**YOUR ASSIGNMENT**
Copy every record exactly. Nothing may be skipped.

Segment Start: MATERIALS PROVIDED

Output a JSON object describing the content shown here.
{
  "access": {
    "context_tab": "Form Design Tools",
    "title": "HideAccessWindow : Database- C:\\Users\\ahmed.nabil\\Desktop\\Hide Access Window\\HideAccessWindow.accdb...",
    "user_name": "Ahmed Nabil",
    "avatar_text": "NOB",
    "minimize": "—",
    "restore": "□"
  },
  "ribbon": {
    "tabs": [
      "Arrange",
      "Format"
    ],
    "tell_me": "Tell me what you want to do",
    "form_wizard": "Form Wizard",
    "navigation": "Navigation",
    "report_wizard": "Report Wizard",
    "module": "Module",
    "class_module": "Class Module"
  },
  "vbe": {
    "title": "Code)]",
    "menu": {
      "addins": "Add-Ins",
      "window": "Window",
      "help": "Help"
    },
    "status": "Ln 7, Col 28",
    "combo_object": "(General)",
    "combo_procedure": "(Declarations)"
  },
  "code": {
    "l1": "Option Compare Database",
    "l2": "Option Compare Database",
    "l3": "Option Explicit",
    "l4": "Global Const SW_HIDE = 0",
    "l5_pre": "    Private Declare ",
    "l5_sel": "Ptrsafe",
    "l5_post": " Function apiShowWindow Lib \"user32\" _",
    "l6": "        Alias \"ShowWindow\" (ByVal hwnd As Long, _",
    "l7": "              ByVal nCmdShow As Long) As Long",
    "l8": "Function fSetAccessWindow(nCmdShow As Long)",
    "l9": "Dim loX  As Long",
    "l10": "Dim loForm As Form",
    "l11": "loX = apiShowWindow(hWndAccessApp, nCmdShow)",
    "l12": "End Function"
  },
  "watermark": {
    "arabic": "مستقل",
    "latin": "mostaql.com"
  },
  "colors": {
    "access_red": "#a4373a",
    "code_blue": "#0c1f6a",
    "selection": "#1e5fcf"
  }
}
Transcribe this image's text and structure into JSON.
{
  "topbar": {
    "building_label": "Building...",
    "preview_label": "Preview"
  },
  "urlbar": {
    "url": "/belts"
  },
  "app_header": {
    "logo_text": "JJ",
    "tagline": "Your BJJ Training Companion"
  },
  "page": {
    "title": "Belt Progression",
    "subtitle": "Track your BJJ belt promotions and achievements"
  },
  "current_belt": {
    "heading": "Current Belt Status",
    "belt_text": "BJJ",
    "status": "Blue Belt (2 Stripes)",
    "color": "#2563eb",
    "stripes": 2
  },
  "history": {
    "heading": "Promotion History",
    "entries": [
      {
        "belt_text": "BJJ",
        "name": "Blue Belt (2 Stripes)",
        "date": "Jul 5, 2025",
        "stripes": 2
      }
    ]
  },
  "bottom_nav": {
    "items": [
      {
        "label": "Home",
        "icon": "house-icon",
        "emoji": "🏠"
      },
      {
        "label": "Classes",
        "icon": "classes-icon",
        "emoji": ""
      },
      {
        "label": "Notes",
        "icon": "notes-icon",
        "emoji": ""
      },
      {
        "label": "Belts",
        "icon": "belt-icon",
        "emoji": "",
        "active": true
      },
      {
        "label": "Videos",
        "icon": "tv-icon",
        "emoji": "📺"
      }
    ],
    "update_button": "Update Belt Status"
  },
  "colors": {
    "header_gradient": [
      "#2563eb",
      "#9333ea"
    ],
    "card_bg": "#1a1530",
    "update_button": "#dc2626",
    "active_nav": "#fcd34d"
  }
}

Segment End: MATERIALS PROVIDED

**ANSWER TO THE EXERCISE**
Output a JSON object describing the content shown here.
{
  "access": {
    "context_tab": "Form Design Tools",
    "title": "HideAccessWindow : Database- C:\\Users\\ahmed.nabil\\Desktop\\Hide Access Window\\HideAccessWindow.accdb...",
    "user_name": "Ahmed Nabil",
    "avatar_text": "NOB",
    "minimize": "—",
    "restore": "□"
  },
  "ribbon": {
    "tabs": [
      "Arrange",
      "Format"
    ],
    "tell_me": "Tell me what you want to do",
    "form_wizard": "Form Wizard",
    "navigation": "Navigation",
    "report_wizard": "Report Wizard",
    "module": "Module",
    "class_module": "Class Module"
  },
  "vbe": {
    "title": "Code)]",
    "menu": {
      "addins": "Add-Ins",
      "window": "Window",
      "help": "Help"
    },
    "status": "Ln 7, Col 28",
    "combo_object": "(General)",
    "combo_procedure": "(Declarations)"
  },
  "code": {
    "l1": "Option Compare Database",
    "l2": "Option Compare Database",
    "l3": "Option Explicit",
    "l4": "Global Const SW_HIDE = 0",
    "l5_pre": "    Private Declare ",
    "l5_sel": "Ptrsafe",
    "l5_post": " Function apiShowWindow Lib \"user32\" _",
    "l6": "        Alias \"ShowWindow\" (ByVal hwnd As Long, _",
    "l7": "              ByVal nCmdShow As Long) As Long",
    "l8": "Function fSetAccessWindow(nCmdShow As Long)",
    "l9": "Dim loX  As Long",
    "l10": "Dim loForm As Form",
    "l11": "loX = apiShowWindow(hWndAccessApp, nCmdShow)",
    "l12": "End Function"
  },
  "watermark": {
    "arabic": "مستقل",
    "latin": "mostaql.com"
  },
  "colors": {
    "access_red": "#a4373a",
    "code_blue": "#0c1f6a",
    "selection": "#1e5fcf"
  }
}
Transcribe this image's text and structure into JSON.
{
  "topbar": {
    "building_label": "Building...",
    "preview_label": "Preview"
  },
  "urlbar": {
    "url": "/belts"
  },
  "app_header": {
    "logo_text": "JJ",
    "tagline": "Your BJJ Training Companion"
  },
  "page": {
    "title": "Belt Progression",
    "subtitle": "Track your BJJ belt promotions and achievements"
  },
  "current_belt": {
    "heading": "Current Belt Status",
    "belt_text": "BJJ",
    "status": "Blue Belt (2 Stripes)",
    "color": "#2563eb",
    "stripes": 2
  },
  "history": {
    "heading": "Promotion History",
    "entries": [
      {
        "belt_text": "BJJ",
        "name": "Blue Belt (2 Stripes)",
        "date": "Jul 5, 2025",
        "stripes": 2
      }
    ]
  },
  "bottom_nav": {
    "items": [
      {
        "label": "Home",
        "icon": "house-icon",
        "emoji": "🏠"
      },
      {
        "label": "Classes",
        "icon": "classes-icon",
        "emoji": ""
      },
      {
        "label": "Notes",
        "icon": "notes-icon",
        "emoji": ""
      },
      {
        "label": "Belts",
        "icon": "belt-icon",
        "emoji": "",
        "active": true
      },
      {
        "label": "Videos",
        "icon": "tv-icon",
        "emoji": "📺"
      }
    ],
    "update_button": "Update Belt Status"
  },
  "colors": {
    "header_gradient": [
      "#2563eb",
      "#9333ea"
    ],
    "card_bg": "#1a1530",
    "update_button": "#dc2626",
    "active_nav": "#fcd34d"
  }
}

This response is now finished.